They’re country, but they’re beloved by aficionados of jam bands, and reggae, and just about every musical genre in between.
They’re rockers — yes, “Enter Sandman” is actually on their set list these days — but you’re probably more likely to see Jimmy Buffett-influenced Parrotheads at their shows than rockers in Metallica shirts.
They’re southerners with a huge nationwide following, and singer-songwriters that work a surprising number of cover songs into their shows. They’re multitalented musicians who might roll out an armada of previously unused instruments for one number, then strip down to Zac, alone with an acoustic guitar, for the next.
Call them what you will, but with their still-growing popularity, there’s another term that has to be included: In this neck of the woods, they’re indisputably No. 1.
After all, ticket sales don’t lie.
On a summer that is featuring some of the biggest musical acts in the storied history of the Lake Tahoe Summer Concert Series, it’s the Zac Brown Band that scored the fastest sellout of the year for their show at Harveys this Sunday, July 20, at 6:30 p.m.
And we’re not talking about your typical “Oh, I’ll find a good deal online from a ticket broker at the last minute” sellouts. A Wednesday afternoon check of Stubhub, for example, showed barely 100 seats available, starting at close to $200 apiece. (By comparison, there were nearly 600 tickets available to see the Eagles for one of their two shows in late August.)
This is the first of two swings through California for the band on their “Great American Road Trip” tour of 2014 (they’ll play the Sleep Train Pavilion in Concord on Sept. 25), and the ticket demand for the show at Harveys is pretty typical.
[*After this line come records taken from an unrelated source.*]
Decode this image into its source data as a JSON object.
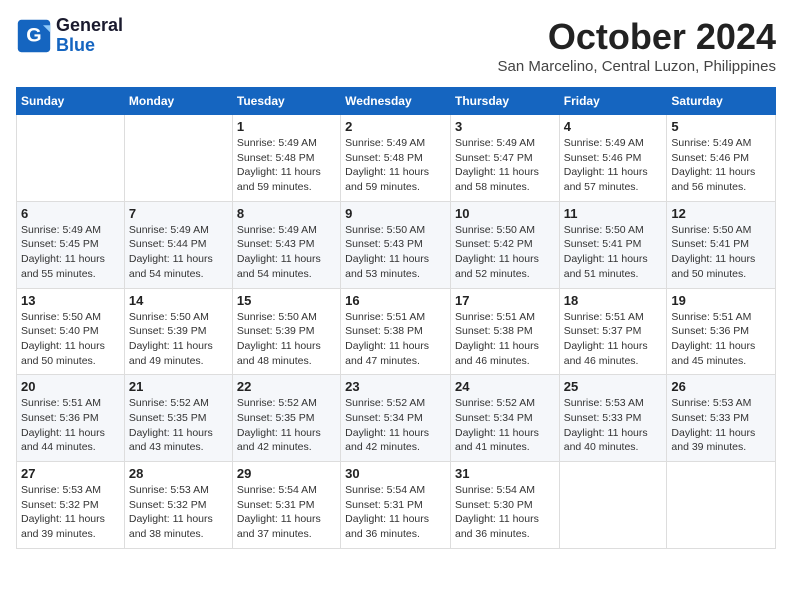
{
  "logo": {
    "line1": "General",
    "line2": "Blue"
  },
  "title": "October 2024",
  "location": "San Marcelino, Central Luzon, Philippines",
  "weekdays": [
    "Sunday",
    "Monday",
    "Tuesday",
    "Wednesday",
    "Thursday",
    "Friday",
    "Saturday"
  ],
  "weeks": [
    [
      null,
      null,
      {
        "day": 1,
        "sunrise": "5:49 AM",
        "sunset": "5:48 PM",
        "daylight": "11 hours and 59 minutes."
      },
      {
        "day": 2,
        "sunrise": "5:49 AM",
        "sunset": "5:48 PM",
        "daylight": "11 hours and 59 minutes."
      },
      {
        "day": 3,
        "sunrise": "5:49 AM",
        "sunset": "5:47 PM",
        "daylight": "11 hours and 58 minutes."
      },
      {
        "day": 4,
        "sunrise": "5:49 AM",
        "sunset": "5:46 PM",
        "daylight": "11 hours and 57 minutes."
      },
      {
        "day": 5,
        "sunrise": "5:49 AM",
        "sunset": "5:46 PM",
        "daylight": "11 hours and 56 minutes."
      }
    ],
    [
      {
        "day": 6,
        "sunrise": "5:49 AM",
        "sunset": "5:45 PM",
        "daylight": "11 hours and 55 minutes."
      },
      {
        "day": 7,
        "sunrise": "5:49 AM",
        "sunset": "5:44 PM",
        "daylight": "11 hours and 54 minutes."
      },
      {
        "day": 8,
        "sunrise": "5:49 AM",
        "sunset": "5:43 PM",
        "daylight": "11 hours and 54 minutes."
      },
      {
        "day": 9,
        "sunrise": "5:50 AM",
        "sunset": "5:43 PM",
        "daylight": "11 hours and 53 minutes."
      },
      {
        "day": 10,
        "sunrise": "5:50 AM",
        "sunset": "5:42 PM",
        "daylight": "11 hours and 52 minutes."
      },
      {
        "day": 11,
        "sunrise": "5:50 AM",
        "sunset": "5:41 PM",
        "daylight": "11 hours and 51 minutes."
      },
      {
        "day": 12,
        "sunrise": "5:50 AM",
        "sunset": "5:41 PM",
        "daylight": "11 hours and 50 minutes."
      }
    ],
    [
      {
        "day": 13,
        "sunrise": "5:50 AM",
        "sunset": "5:40 PM",
        "daylight": "11 hours and 50 minutes."
      },
      {
        "day": 14,
        "sunrise": "5:50 AM",
        "sunset": "5:39 PM",
        "daylight": "11 hours and 49 minutes."
      },
      {
        "day": 15,
        "sunrise": "5:50 AM",
        "sunset": "5:39 PM",
        "daylight": "11 hours and 48 minutes."
      },
      {
        "day": 16,
        "sunrise": "5:51 AM",
        "sunset": "5:38 PM",
        "daylight": "11 hours and 47 minutes."
      },
      {
        "day": 17,
        "sunrise": "5:51 AM",
        "sunset": "5:38 PM",
        "daylight": "11 hours and 46 minutes."
      },
      {
        "day": 18,
        "sunrise": "5:51 AM",
        "sunset": "5:37 PM",
        "daylight": "11 hours and 46 minutes."
      },
      {
        "day": 19,
        "sunrise": "5:51 AM",
        "sunset": "5:36 PM",
        "daylight": "11 hours and 45 minutes."
      }
    ],
    [
      {
        "day": 20,
        "sunrise": "5:51 AM",
        "sunset": "5:36 PM",
        "daylight": "11 hours and 44 minutes."
      },
      {
        "day": 21,
        "sunrise": "5:52 AM",
        "sunset": "5:35 PM",
        "daylight": "11 hours and 43 minutes."
      },
      {
        "day": 22,
        "sunrise": "5:52 AM",
        "sunset": "5:35 PM",
        "daylight": "11 hours and 42 minutes."
      },
      {
        "day": 23,
        "sunrise": "5:52 AM",
        "sunset": "5:34 PM",
        "daylight": "11 hours and 42 minutes."
      },
      {
        "day": 24,
        "sunrise": "5:52 AM",
        "sunset": "5:34 PM",
        "daylight": "11 hours and 41 minutes."
      },
      {
        "day": 25,
        "sunrise": "5:53 AM",
        "sunset": "5:33 PM",
        "daylight": "11 hours and 40 minutes."
      },
      {
        "day": 26,
        "sunrise": "5:53 AM",
        "sunset": "5:33 PM",
        "daylight": "11 hours and 39 minutes."
      }
    ],
    [
      {
        "day": 27,
        "sunrise": "5:53 AM",
        "sunset": "5:32 PM",
        "daylight": "11 hours and 39 minutes."
      },
      {
        "day": 28,
        "sunrise": "5:53 AM",
        "sunset": "5:32 PM",
        "daylight": "11 hours and 38 minutes."
      },
      {
        "day": 29,
        "sunrise": "5:54 AM",
        "sunset": "5:31 PM",
        "daylight": "11 hours and 37 minutes."
      },
      {
        "day": 30,
        "sunrise": "5:54 AM",
        "sunset": "5:31 PM",
        "daylight": "11 hours and 36 minutes."
      },
      {
        "day": 31,
        "sunrise": "5:54 AM",
        "sunset": "5:30 PM",
        "daylight": "11 hours and 36 minutes."
      },
      null,
      null
    ]
  ],
  "labels": {
    "sunrise": "Sunrise:",
    "sunset": "Sunset:",
    "daylight": "Daylight:"
  }
}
Given the state of much of today’s country music, which seems to fall into solid “Nashville,” “crossover” or “outlaw” categories, you have to imagine Brown’s all-encompassing approach to the music is a big reason for his success.
It’s a subject he’s not afraid to discuss, as evidenced by some head-turning comments in an interview with a Vancouver, B.C. radio station JRFM last year, in which he took country singer Luke Bryan – a friend of his – to task for his song “That’s My Kind of Night.”
“To me, country music has always been the home for a great song,” he said. “If I hear one more tailgate in the moonlight, daisy duke song, I’m gonna throw up. There’s songs out there on the radio right now that make me ashamed to be even in the same format as some artists.
“I’m opinionated because I care so much about the music and the songs,” he added.
And, as is apparent by the band’s set list, that passion isn’t limited to his own music.
In addition to an ever-growing roster of hits (relax, you’ll hear “Chicken Fried,” “Toes,” “Knee Deep” and their latest No. 1, “Sweet Annie,” among others), Brown and band continue to perform a wildly varied assortment of covers. Their show in Indiana last Sunday included offerings from the catalogs of Led Zeppelin (“Kashmir”), Billy Joel (“Piano Man”) and Charlie Daniels (“The Devil Went Down to Georgia”) along with, of course, “Enter Sandman.” This tour has also included frequent nods to Buffett (a medley consisting of “Where the Boat Leaves From” and “Volcano”), Pink Floyd, the Marshall Tucker Band, the Foo Fighters and … well, you get the idea.
The music will come from all angles and, if you follow the band around the country, you might not hear it played the same way twice. But, chances are it’ll feel just right, like a pair of jeans that fit just right – and the radio on, regardless of the station.
That’s the beauty of the Zac Brown Band. There might be a thousand ways to make good music, but at this still-young stage of the game, they already seem to be “knee deep” in them all.
– Unabashed Parrothead and longtime Northern California journalist Mike Wolcott is the deputy director of the Northern California Design Center. “Wally” worked at the Eureka Times-Standard and Contra Costa Times with Tim Parsons, the Tahoe Onstage editor.